Android phones typically come with a micro-B USB connection. This USB connection follows the USB on-the-go (OTG) specification so peripherals can be plugged in to the port and be used by the phone.
This project is going to use the capabilities of Circuit Playground Express to act as a human interface device (HID), namely a keyboard. When the user wants the Express to send a key, they'll use a button, the board will translate this to some keyboard character, and the phone will believe a keyboard was used to enter the character.
This type of behavior is useful for a great many projects. Control of devices using alternative interfaces is the most popular. This can be in manufacturing, at home, or in assistive technology (AT) situations where traditional keyboards cannot be conveniently used.
For this project you will need a micro-B male to micro-B male connection that conforms to the OTG specification. Both the phone and the Circuit Playground Express have a micro-B female connector.
The cable at left is the most direct connection. Some electronics stores carry these - Adafruit sells them as product #3610.

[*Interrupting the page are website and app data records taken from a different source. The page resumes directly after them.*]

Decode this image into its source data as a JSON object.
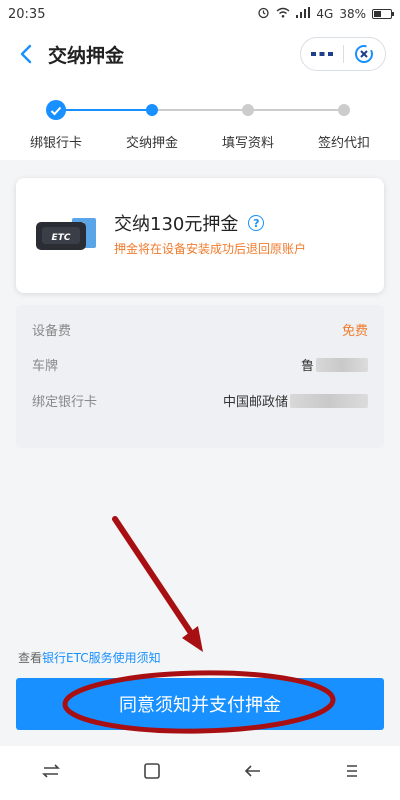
{
  "status_bar": {
    "time": "20:35",
    "network": "4G",
    "battery": "38%"
  },
  "nav": {
    "title": "交纳押金"
  },
  "steps": [
    {
      "label": "绑银行卡",
      "state": "done"
    },
    {
      "label": "交纳押金",
      "state": "active"
    },
    {
      "label": "填写资料",
      "state": "pending"
    },
    {
      "label": "签约代扣",
      "state": "pending"
    }
  ],
  "deposit_card": {
    "etc_label": "ETC",
    "title": "交纳130元押金",
    "note": "押金将在设备安装成功后退回原账户"
  },
  "details": [
    {
      "label": "设备费",
      "value": "免费"
    },
    {
      "label": "车牌",
      "value": "鲁"
    },
    {
      "label": "绑定银行卡",
      "value": "中国邮政储"
    }
  ],
  "agreement": {
    "prefix": "查看",
    "link": "银行ETC服务使用须知"
  },
  "pay_button": {
    "label": "同意须知并支付押金"
  },
  "colors": {
    "primary": "#1890ff",
    "accent": "#f07b2d",
    "annotation": "#a80f12"
  },
  "icons": [
    "back-icon",
    "more-icon",
    "close-mini-program-icon",
    "help-icon",
    "check-icon",
    "recent-apps-icon",
    "home-icon",
    "back-nav-icon",
    "menu-icon"
  ]
}
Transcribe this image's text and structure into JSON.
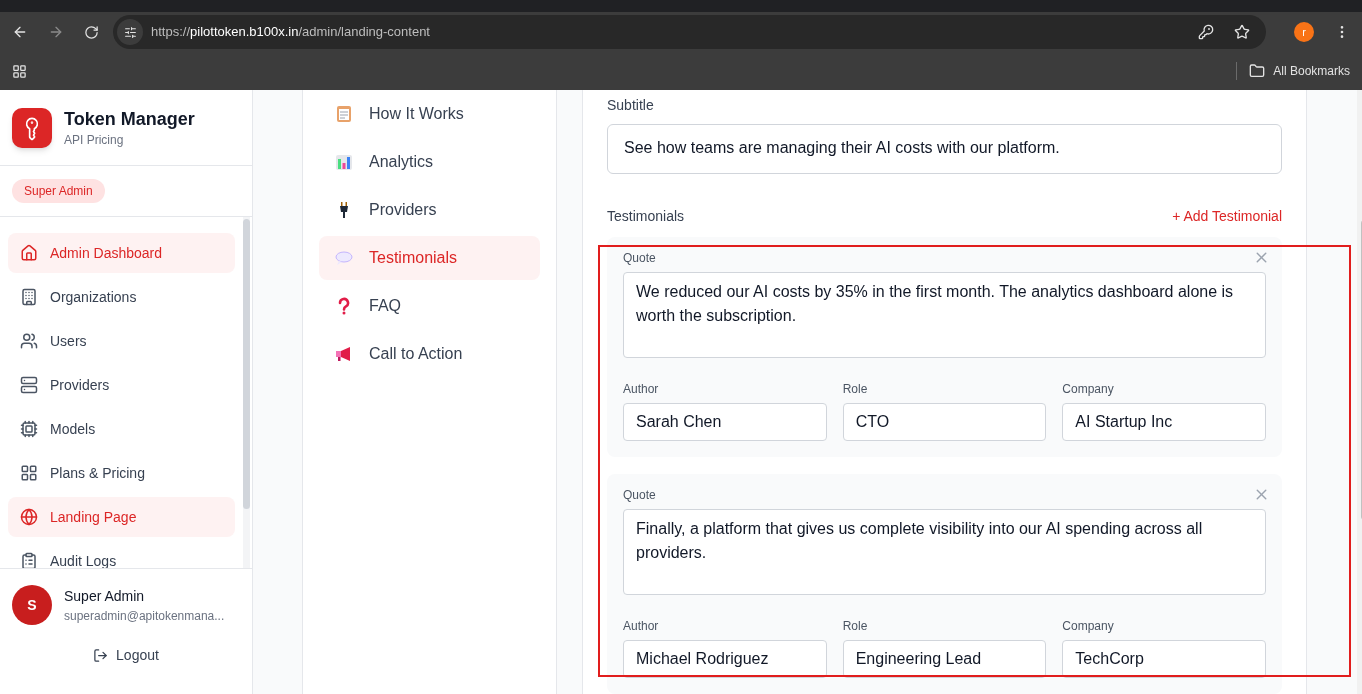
{
  "browser": {
    "url_scheme": "https://",
    "url_host": "pilottoken.b100x.in",
    "url_path": "/admin/landing-content",
    "profile_initial": "r",
    "bookmarks_label": "All Bookmarks"
  },
  "sidebar": {
    "brand_title": "Token Manager",
    "brand_subtitle": "API Pricing",
    "role_badge": "Super Admin",
    "items": [
      {
        "label": "Admin Dashboard",
        "selected": true
      },
      {
        "label": "Organizations",
        "selected": false
      },
      {
        "label": "Users",
        "selected": false
      },
      {
        "label": "Providers",
        "selected": false
      },
      {
        "label": "Models",
        "selected": false
      },
      {
        "label": "Plans & Pricing",
        "selected": false
      },
      {
        "label": "Landing Page",
        "selected": true
      },
      {
        "label": "Audit Logs",
        "selected": false
      }
    ],
    "user": {
      "initial": "S",
      "name": "Super Admin",
      "email": "superadmin@apitokenmana..."
    },
    "logout": "Logout"
  },
  "sections": [
    {
      "label": "How It Works",
      "selected": false
    },
    {
      "label": "Analytics",
      "selected": false
    },
    {
      "label": "Providers",
      "selected": false
    },
    {
      "label": "Testimonials",
      "selected": true
    },
    {
      "label": "FAQ",
      "selected": false
    },
    {
      "label": "Call to Action",
      "selected": false
    }
  ],
  "editor": {
    "subtitle_label": "Subtitle",
    "subtitle_value": "See how teams are managing their AI costs with our platform.",
    "testimonials_label": "Testimonials",
    "add_button": "+ Add Testimonial",
    "testimonials": [
      {
        "quote_label": "Quote",
        "quote": "We reduced our AI costs by 35% in the first month. The analytics dashboard alone is worth the subscription.",
        "author_label": "Author",
        "author": "Sarah Chen",
        "role_label": "Role",
        "role": "CTO",
        "company_label": "Company",
        "company": "AI Startup Inc"
      },
      {
        "quote_label": "Quote",
        "quote": "Finally, a platform that gives us complete visibility into our AI spending across all providers.",
        "author_label": "Author",
        "author": "Michael Rodriguez",
        "role_label": "Role",
        "role": "Engineering Lead",
        "company_label": "Company",
        "company": "TechCorp"
      }
    ]
  }
}
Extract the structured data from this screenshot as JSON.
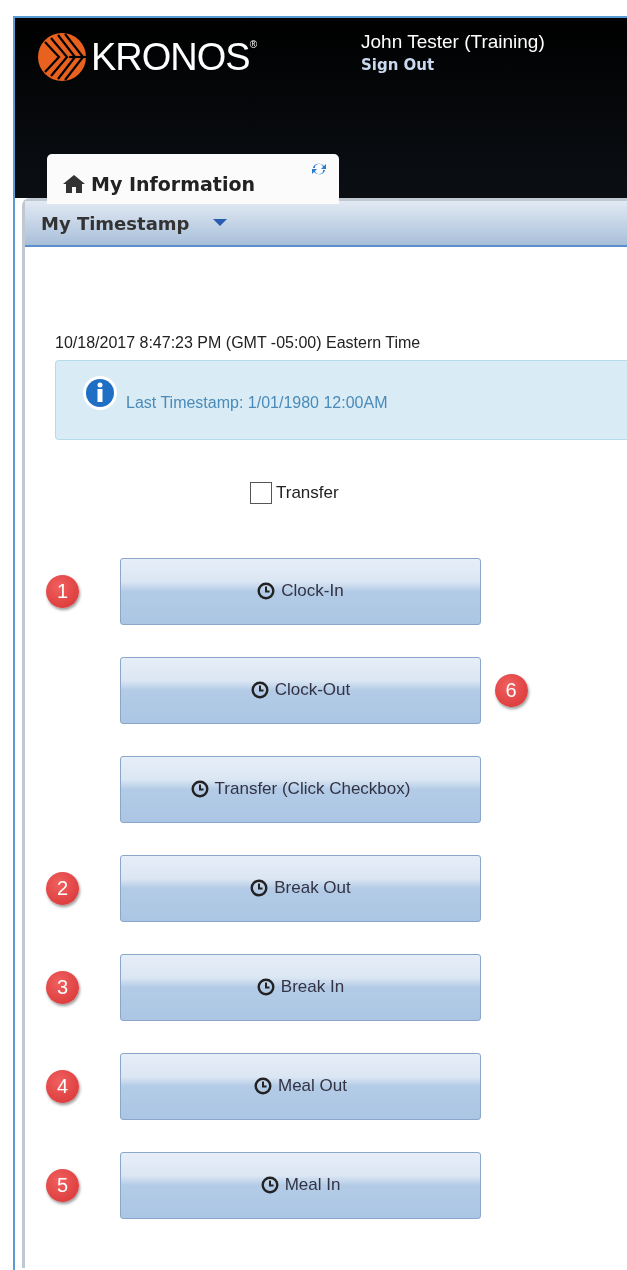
{
  "header": {
    "logo_text": "KRONOS$^{®}$",
    "user_name": "John Tester (Training)",
    "sign_out": "Sign Out"
  },
  "tabs": [
    {
      "label": "My Information",
      "selected": true
    }
  ],
  "widget": {
    "title": "My Timestamp"
  },
  "clock_text": "10/18/2017 8:47:23 PM (GMT -05:00) Eastern Time",
  "info": "Last Timestamp: 1/01/1980 12:00AM",
  "transfer_checkbox": {
    "label": "Transfer",
    "checked": false
  },
  "buttons": [
    {
      "label": "Clock-In",
      "step": {
        "number": "1",
        "on_right": false
      }
    },
    {
      "label": "Clock-Out",
      "step": {
        "number": "6",
        "on_right": true
      }
    },
    {
      "label": "Transfer (Click Checkbox)"
    },
    {
      "label": "Break Out",
      "step": {
        "number": "2",
        "on_right": false
      }
    },
    {
      "label": "Break In",
      "step": {
        "number": "3",
        "on_right": false
      }
    },
    {
      "label": "Meal Out",
      "step": {
        "number": "4",
        "on_right": false
      }
    },
    {
      "label": "Meal In",
      "step": {
        "number": "5",
        "on_right": false
      }
    }
  ]
}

Here is a picture of the connections with a USB OTG adapter rather than the micro-micro cable as I did not have the cable at hand. The connections would be identical - connect the phone micro-B USB to the Circuit Playground Express micro-USB connector.